City of Toronto has announced it will initiate 10 major projects this year to significantly reduce greenhouse gas emissions in Toronto as part of its TransformTO Climate Action Strategy and commitment to create a low-carbon city.
These projects will be supported by $52 million in funding from the Province of Ontario’s Municipal GHG Challenge Fund.
“These projects are another example of the City, the province, the federal government and the private sector working together to deliver real results for residents,” said Mayor John Tory in a media release. “Along with delivering cost-effective greenhouse gas emission reductions, these projects will help save money and generate revenue for the City that we can invest in services for our residents.”
The projects will expand high-performance buildings, low-carbon thermal energy networks, electric vehicles and biogas utilization.
The 10 projects include:
• The Toronto Transit Commission (TTC) will replace 30 clean diesel buses with 30 battery-powered electric buses.
• A biogas upgrading facility and renewable natural gas injection infrastructure will be built at the Dufferin Organics Processing Facility.
• 220 light-duty gasoline-powered City fleet vehicles will be replaced with 156 battery electric and 64 plug-in hybrid vehicles.
• A building-wide energy retrofit of Toronto Paramedic Services headquarters will result in annual energy savings of 1,186,000 kWh of electricity and 232,000 cubic metres of natural gas.
• The City’s first net zero facility, an early learning and childcare centre, will be constructed in the Mount Dennis neighbourhood. [designed to Passive House standards to drastically reduce energy requirements; and meeting all remaining energy needs with a combination of a ground- or air-source heat pump system, and solar photovoltaics]
• A renewable geo-exchange system will be installed at the St. Lawrence Market, one of the most important historical sites in Toronto. [A 60-hole borefield coupled to a high-efficiency ground-source heat pump will provide heating and cooling to the new St. Lawrence Market North building. As a result, the building is expected to consume 75% less natural gas and 51% less energy overall.]
• A renewable thermal energy system will serve the Etobicoke Civic Centre Precinct, a City-owned brownfield development master-planned to be Toronto’s first net zero community.
• A geo-exchange thermal energy network will serve seven existing condominium buildings in Liberty Village. [City-owned land south of the buildings will provide the space for the borefield. Thermal energy from the geo-exchange system will be distributed to the mechanical rooms of each building, facilitated by a new riser pipe. Geo-exchange will contribute 85% of required space heating and domestic hot water energy, and 74% of space cooling energy.]
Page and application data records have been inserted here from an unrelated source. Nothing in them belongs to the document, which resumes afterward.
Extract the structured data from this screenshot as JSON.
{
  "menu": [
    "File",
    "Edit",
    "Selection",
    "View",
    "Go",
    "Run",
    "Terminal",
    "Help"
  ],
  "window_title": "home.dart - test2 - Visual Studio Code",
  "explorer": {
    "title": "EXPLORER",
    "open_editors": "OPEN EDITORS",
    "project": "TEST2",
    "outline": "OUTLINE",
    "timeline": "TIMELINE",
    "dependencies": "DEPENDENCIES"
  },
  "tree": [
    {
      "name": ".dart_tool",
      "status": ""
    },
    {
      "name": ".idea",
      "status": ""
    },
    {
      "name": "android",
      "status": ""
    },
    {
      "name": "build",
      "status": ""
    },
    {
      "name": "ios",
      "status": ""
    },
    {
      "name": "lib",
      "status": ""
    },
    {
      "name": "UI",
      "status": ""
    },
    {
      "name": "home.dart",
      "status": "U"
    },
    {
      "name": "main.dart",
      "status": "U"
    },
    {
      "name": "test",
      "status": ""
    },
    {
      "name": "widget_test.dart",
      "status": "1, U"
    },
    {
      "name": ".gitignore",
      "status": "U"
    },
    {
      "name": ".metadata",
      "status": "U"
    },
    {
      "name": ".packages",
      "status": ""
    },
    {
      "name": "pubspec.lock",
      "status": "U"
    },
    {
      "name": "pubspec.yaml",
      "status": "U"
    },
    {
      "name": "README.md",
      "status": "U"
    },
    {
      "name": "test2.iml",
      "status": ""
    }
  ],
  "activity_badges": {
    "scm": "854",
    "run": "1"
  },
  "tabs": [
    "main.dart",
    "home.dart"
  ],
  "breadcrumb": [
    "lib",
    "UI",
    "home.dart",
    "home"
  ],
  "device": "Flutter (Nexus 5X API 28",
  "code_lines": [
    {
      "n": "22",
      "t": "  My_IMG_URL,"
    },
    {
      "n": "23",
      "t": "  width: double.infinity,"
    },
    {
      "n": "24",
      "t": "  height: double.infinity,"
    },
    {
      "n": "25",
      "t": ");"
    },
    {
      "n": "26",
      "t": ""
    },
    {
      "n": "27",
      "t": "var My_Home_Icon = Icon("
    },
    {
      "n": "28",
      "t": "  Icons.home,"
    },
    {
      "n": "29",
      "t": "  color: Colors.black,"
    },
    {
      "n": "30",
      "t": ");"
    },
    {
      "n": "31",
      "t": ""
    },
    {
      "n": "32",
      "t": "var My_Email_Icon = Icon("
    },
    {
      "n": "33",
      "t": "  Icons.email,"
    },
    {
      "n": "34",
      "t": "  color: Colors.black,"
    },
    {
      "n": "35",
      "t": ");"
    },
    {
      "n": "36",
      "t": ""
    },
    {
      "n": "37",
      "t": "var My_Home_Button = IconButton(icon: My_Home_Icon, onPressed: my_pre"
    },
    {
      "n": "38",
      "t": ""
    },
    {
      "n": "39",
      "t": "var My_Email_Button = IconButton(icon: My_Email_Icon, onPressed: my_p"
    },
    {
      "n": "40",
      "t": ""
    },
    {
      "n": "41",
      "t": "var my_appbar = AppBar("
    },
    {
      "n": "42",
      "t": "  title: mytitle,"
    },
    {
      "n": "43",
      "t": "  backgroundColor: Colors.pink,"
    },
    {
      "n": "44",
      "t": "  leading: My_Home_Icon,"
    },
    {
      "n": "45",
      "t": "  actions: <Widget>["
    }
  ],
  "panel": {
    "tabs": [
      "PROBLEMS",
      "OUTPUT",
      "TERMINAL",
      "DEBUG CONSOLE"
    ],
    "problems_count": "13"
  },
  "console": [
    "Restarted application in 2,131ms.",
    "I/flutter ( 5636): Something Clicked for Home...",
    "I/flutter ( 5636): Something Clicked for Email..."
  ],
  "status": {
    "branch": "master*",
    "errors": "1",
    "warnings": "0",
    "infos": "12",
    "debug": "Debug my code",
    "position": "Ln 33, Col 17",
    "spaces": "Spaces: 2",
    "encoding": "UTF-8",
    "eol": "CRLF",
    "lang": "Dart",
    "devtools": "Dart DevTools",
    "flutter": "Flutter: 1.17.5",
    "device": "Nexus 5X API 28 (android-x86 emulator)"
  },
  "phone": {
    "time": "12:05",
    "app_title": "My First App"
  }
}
• A hybrid geo-exchange thermal energy network will be developed as part of the redevelopment of the City-owned Canada Square Lands at 2180 and 2200 Yonge St./Yonge and Eglinton.
• A near zero emissions geo-exchange thermal energy network (district energy system) will be developed as part of a new affordable housing development on
City-owned property at 253 Markham Rd. [A geo-exchange system will satisfy 100% of the space heating and cooling requirement, and 100% of the heat required for domestic hot water.]
In 2017, City Council unanimously adopted TransformTO, Toronto’s Climate Action Strategy, which set a long-term framework and target for reducing city-wide greenhouse gas emissions by 80% by 2050 (from 1990 levels) and made a commitment for the City to lead by example.